The Eyes Are Useless When the Mind Is Blind: A Rare Case of Anton-Babinski Syndrome in Hepatic Encephalopathy

elder woman in eye exam

Anton-Babinski syndrome is a condition in which patients deny vision loss despite objective evidence. They further confabulate to support their stance. Cortical blindness is the loss of vision caused by a unilateral or bilateral lesion in the occipital cortex in the presence of normal anterior visual pathway. Anton syndrome is most commonly due to bilateral infarction of posterior cerebral artery, but it can arise from any condition resulting in cortical blindness. It is not known why only some patients with cortical blindness end up having Anton-Babinski syndrome.

No case has been reported about Anton-Babinski syndrome in association with cortical blindness and hepatic encephalopathy. This is likely due to only 12 worldwide cases that have linked hepatic encephalopathy to cortical blindness. All 12 cases have been reported in Europe and Asia.123

Case Description

A 44-year-old Hispanic woman, with a history of cryptogenic liver cirrhosis diagnosed in 2012, presented with her relatives after they realized she was unable to see. The patient’s family stated that she had been running into objects over the past 2 weeks, worsening over the past 2 days. She also exhibited intermittent disorientation and confusion over the same time period. Upon questioning, the patient denied acknowledgment of any symptoms and attempted to demonstrate that she was able to see.

Upon initial neurological evaluation, she was cooperative, awake, and oriented only to person. She was unable to track her family members as they moved across the room while conversing with them. Physical examination was significant for asterixis and lower-extremity edema bilaterally. No signs of meningismus or trauma were found. Abdominal examination did not reveal fluid wave, spider angiomata, or other stigmata of the liver cirrhosis.

The ophthalmologic examination showed profound decreased visual acuity bilaterally; however, the patient was able to identify sources of light and object movements in the visual field. Loss of threat reflex was exhibited; however, pupillary reflexes were preserved, as well as extraocular movements. A dilated funduscopic examination and tonometry were unremarkable, and no optokinetic nystagmus was elicited.

The laboratory data were consistent with her history of cirrhosis, and an ammonia level was elevated. Computed tomography of the head without contrast failed to show any lesion able to explain the symptoms and findings.
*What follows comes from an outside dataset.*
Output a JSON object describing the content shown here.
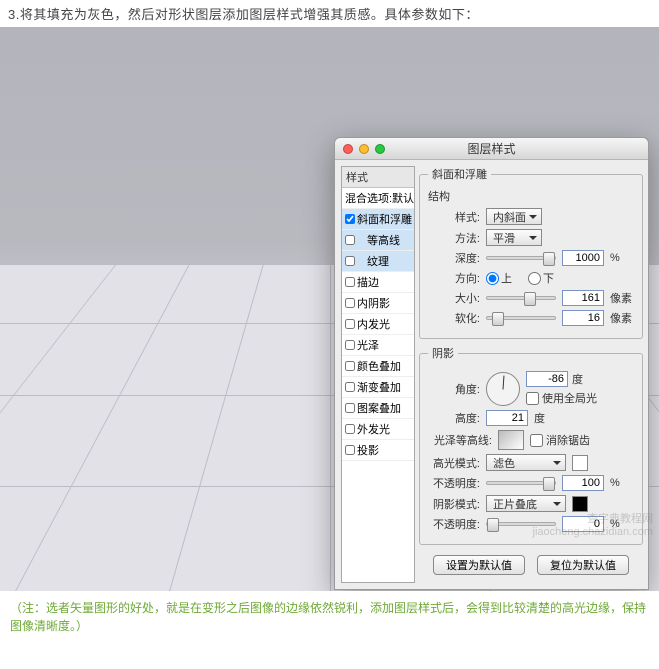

Based on the ophthalmologic examination and these results, emergent anatomic pathologies of vision loss were ruled out, as well as psychogenic visual impairment. Thus, the diagnosis of cortical blindness was made.

Treatment entailed a combination of lactulose and rifaximin, and within 24-36 hours the patient had significant improvement in her visual and mental capacity. She was discharged home after 72 hours hospitalization with no neurologic symptoms.
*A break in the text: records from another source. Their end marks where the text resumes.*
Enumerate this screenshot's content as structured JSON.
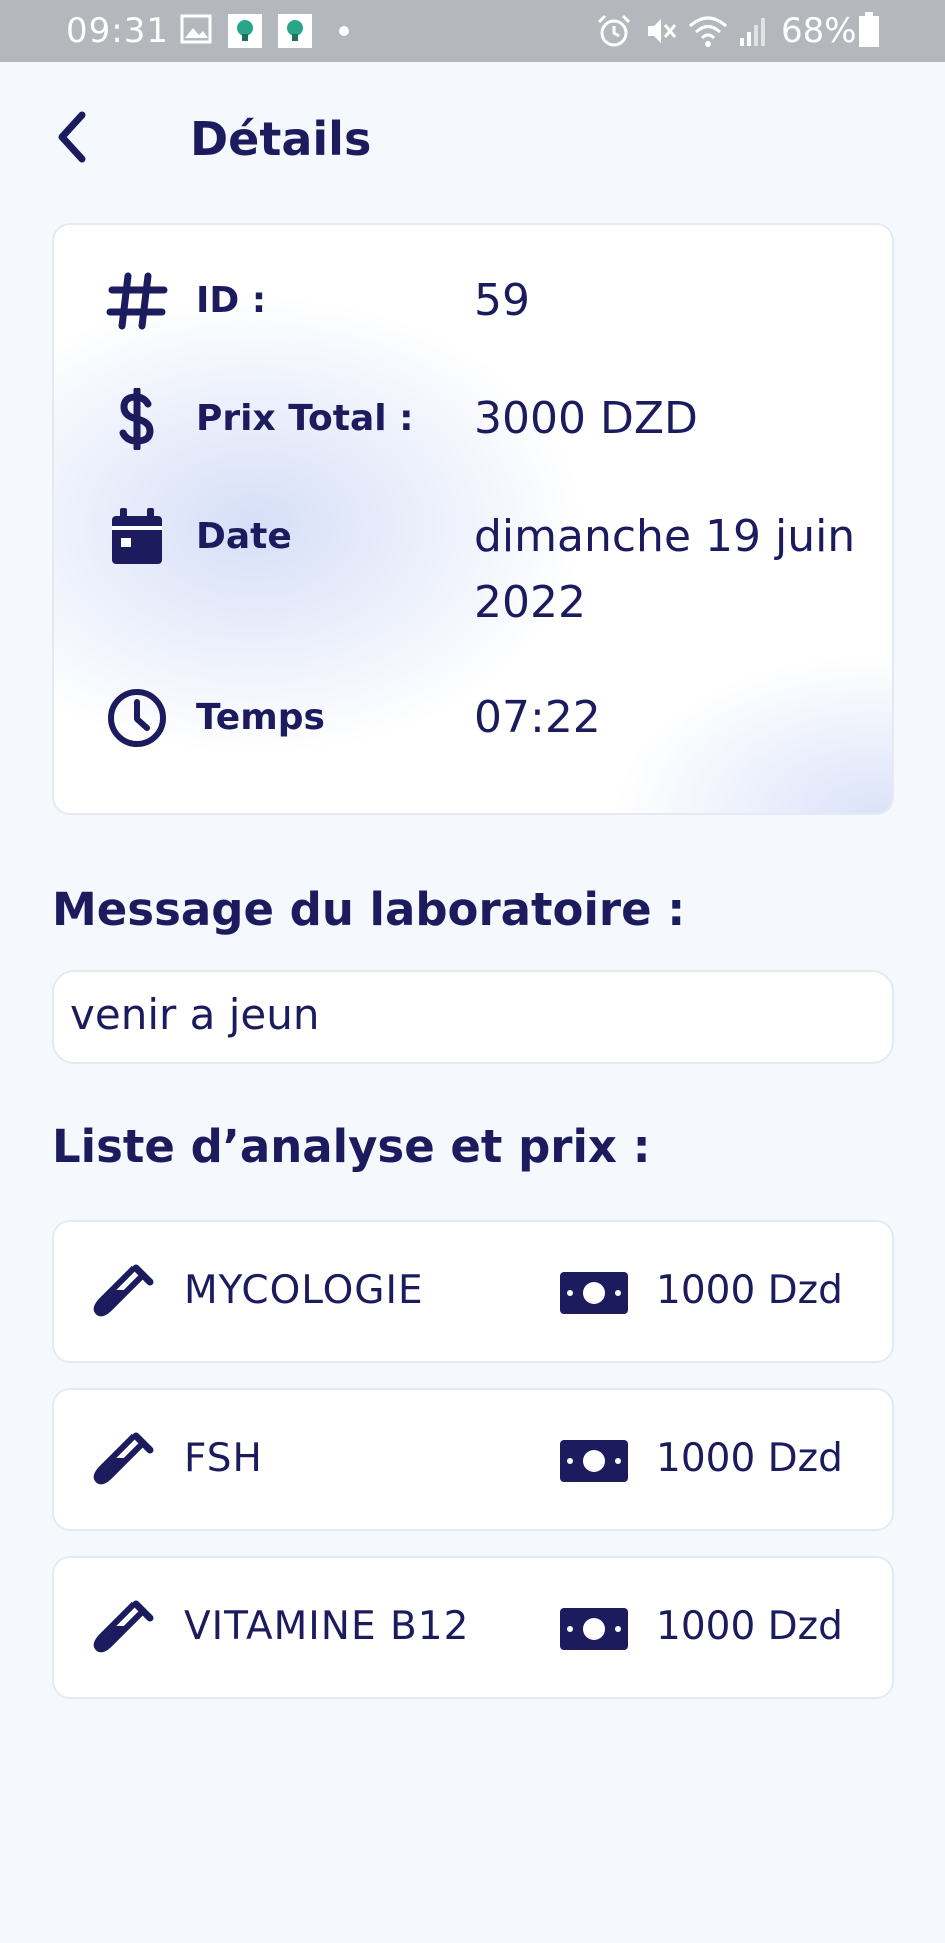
{
  "status_bar": {
    "time": "09:31",
    "battery": "68%",
    "icons": [
      "image-icon",
      "app-notification-icon",
      "app-notification-icon",
      "dot-icon",
      "alarm-icon",
      "mute-icon",
      "wifi-icon",
      "signal-icon",
      "battery-icon"
    ]
  },
  "header": {
    "title": "Détails",
    "back_icon": "chevron-left-icon"
  },
  "info": {
    "id_label": "ID :",
    "id_value": "59",
    "price_label": "Prix Total :",
    "price_value": "3000 DZD",
    "date_label": "Date",
    "date_value": "dimanche 19 juin 2022",
    "time_label": "Temps",
    "time_value": "07:22"
  },
  "message": {
    "title": "Message du laboratoire :",
    "text": "venir a jeun"
  },
  "analyses": {
    "title": "Liste d’analyse et prix  :",
    "items": [
      {
        "name": "MYCOLOGIE",
        "price": "1000 Dzd"
      },
      {
        "name": "FSH",
        "price": "1000 Dzd"
      },
      {
        "name": "VITAMINE B12",
        "price": "1000 Dzd"
      }
    ]
  },
  "colors": {
    "primary": "#1b1b5e",
    "background": "#f5f8fd",
    "status_bar": "#b4b7bc",
    "card": "#ffffff"
  }
}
To read this article in its entirety please visit our website.

-Sanlly Perez-Ceballos, MD, Francisco T. Fernandez-Rodriguez, MD, Neel Shah, DO, Priyanka Wani-Parekh, MD, Lyan Gondin-Hernandez, MD, Jose L. Gonzalez-Martinez, MD, Mateo Porres-Muñoz, MD, Mateo Porres-Aguilar, MD
PlumX Metrics

This article originally appeared in the May 2017 issue of The American Journal of Medicine.

Comments are closed.

UA-42320404-1